From mechanical folding trajectories to intrinsic energy landscapes of biopolymers.

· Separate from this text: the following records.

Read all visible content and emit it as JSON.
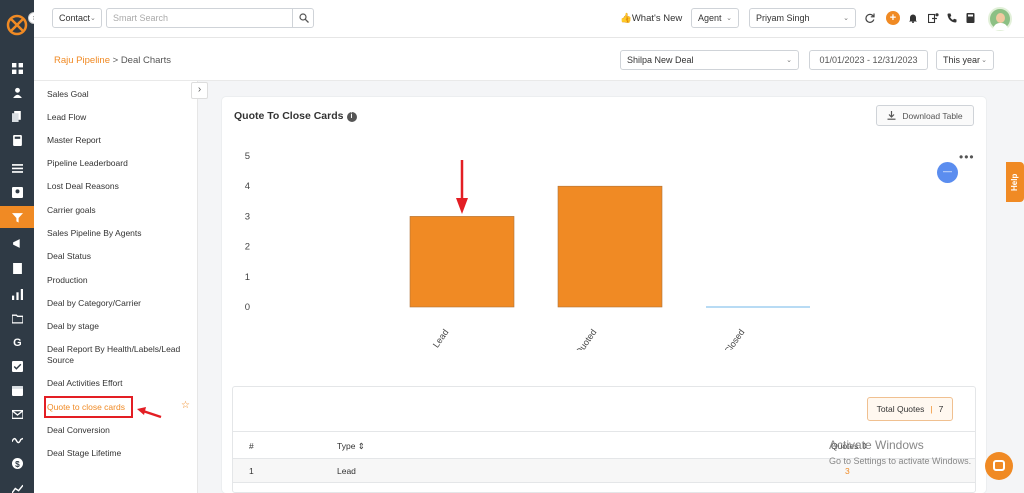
{
  "colors": {
    "accent": "#f08a24",
    "rail": "#2f3a45",
    "bar": "#f08a24",
    "highlight": "#e31e24",
    "bubble": "#5b8def"
  },
  "topbar": {
    "module_select": "Contact",
    "search_placeholder": "Smart Search",
    "whats_new": "👍What's New",
    "role_select": "Agent",
    "user_select": "Priyam Singh"
  },
  "breadcrumb": {
    "pipeline": "Raju Pipeline",
    "separator": " > ",
    "page": "Deal Charts"
  },
  "filters": {
    "deal_select": "Shilpa New Deal",
    "date_range": "01/01/2023 - 12/31/2023",
    "period_select": "This year"
  },
  "sidebar": {
    "items": [
      "Sales Goal",
      "Lead Flow",
      "Master Report",
      "Pipeline Leaderboard",
      "Lost Deal Reasons",
      "Carrier goals",
      "Sales Pipeline By Agents",
      "Deal Status",
      "Production",
      "Deal by Category/Carrier",
      "Deal by stage",
      "Deal Report By Health/Labels/Lead Source",
      "Deal Activities Effort",
      "Quote to close cards",
      "Deal Conversion",
      "Deal Stage Lifetime"
    ],
    "active_index": 13
  },
  "card": {
    "title": "Quote To Close Cards",
    "download_label": "Download Table",
    "help_label": "Help"
  },
  "chart_data": {
    "type": "bar",
    "categories": [
      "Lead",
      "Quoted",
      "Closed"
    ],
    "values": [
      3,
      4,
      0
    ],
    "ylim": [
      0,
      5
    ],
    "yticks": [
      "0",
      "1",
      "2",
      "3",
      "4",
      "5"
    ],
    "grid": false,
    "legend": "none"
  },
  "table": {
    "total_label": "Total Quotes",
    "total_value": "7",
    "columns": [
      "#",
      "Type ⇕",
      "Quotes ⇕"
    ],
    "rows": [
      {
        "index": "1",
        "type": "Lead",
        "quotes": "3"
      }
    ]
  },
  "watermark": {
    "line1": "Activate Windows",
    "line2": "Go to Settings to activate Windows."
  }
}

By exerting mechanical force, it is possible to unfold/refold RNA molecules one at a time. In a small range of forces, an RNA molecule can hop between the folded and the unfolded state with force-dependent kinetic rates. Here, we introduce a mesoscopic model to analyze the hopping kinetics of RNA hairpins in an optical tweezers setup. The model includes different elements of the experimental setup (beads, handles, and RNA sequence) and limitations of the instrument (time lag of the force-feedback mechanism and finite bandwidth of data acquisition). We investigated the influence of the instrument on the measured hopping rates. Results from the model are in good agreement with the experiments reported in the companion article. The comparison between theory and experiments allowed us to infer the values of the intrinsic molecular rates of the RNA hairpin alone and to search for the optimal experimental conditions to do the measurements. We conclude that the longest handles and softest traps that allow detection of the folding/unfolding signal (handles approximately 5-10 Kbp and traps approximately 0.03 pN/nm) represent the best conditions to obtain the intrinsic molecular rates. The methodology and rationale presented here can be applied to other experimental setups and other molecules.